══ Listed records ══
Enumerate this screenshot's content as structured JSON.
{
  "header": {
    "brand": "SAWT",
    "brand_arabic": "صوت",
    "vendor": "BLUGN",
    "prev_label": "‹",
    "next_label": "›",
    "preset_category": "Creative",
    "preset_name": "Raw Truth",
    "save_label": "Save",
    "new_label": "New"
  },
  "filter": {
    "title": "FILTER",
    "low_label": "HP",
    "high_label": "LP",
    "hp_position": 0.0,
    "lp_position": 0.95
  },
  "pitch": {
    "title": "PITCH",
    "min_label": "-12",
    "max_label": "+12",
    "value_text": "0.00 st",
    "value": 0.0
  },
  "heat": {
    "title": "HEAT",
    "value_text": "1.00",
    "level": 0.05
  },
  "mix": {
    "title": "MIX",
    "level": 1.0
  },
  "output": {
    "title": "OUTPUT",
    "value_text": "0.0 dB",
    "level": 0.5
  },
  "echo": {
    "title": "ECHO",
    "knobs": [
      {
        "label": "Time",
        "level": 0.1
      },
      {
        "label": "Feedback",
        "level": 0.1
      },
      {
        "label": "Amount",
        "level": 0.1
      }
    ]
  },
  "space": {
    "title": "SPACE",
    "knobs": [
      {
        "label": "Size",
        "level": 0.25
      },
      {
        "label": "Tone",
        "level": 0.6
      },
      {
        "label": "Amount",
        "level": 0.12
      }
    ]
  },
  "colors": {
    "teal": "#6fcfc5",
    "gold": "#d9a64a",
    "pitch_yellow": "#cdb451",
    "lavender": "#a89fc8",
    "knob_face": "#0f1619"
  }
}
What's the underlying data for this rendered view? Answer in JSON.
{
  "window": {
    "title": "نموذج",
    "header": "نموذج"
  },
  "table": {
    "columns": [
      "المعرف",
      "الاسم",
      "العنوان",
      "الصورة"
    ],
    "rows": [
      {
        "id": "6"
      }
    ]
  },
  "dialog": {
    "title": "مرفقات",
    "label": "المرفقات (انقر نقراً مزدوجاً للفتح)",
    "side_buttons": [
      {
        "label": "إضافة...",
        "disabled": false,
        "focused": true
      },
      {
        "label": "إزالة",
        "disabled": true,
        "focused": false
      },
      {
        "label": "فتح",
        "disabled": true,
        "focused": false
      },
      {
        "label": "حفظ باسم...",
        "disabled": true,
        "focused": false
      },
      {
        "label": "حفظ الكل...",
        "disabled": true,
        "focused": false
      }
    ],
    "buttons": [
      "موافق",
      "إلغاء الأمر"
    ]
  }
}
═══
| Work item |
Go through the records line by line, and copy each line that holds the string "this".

| Output of the task |
Enumerate this screenshot's content as structured JSON.
What's the underlying data for this rendered view? Answer in JSON.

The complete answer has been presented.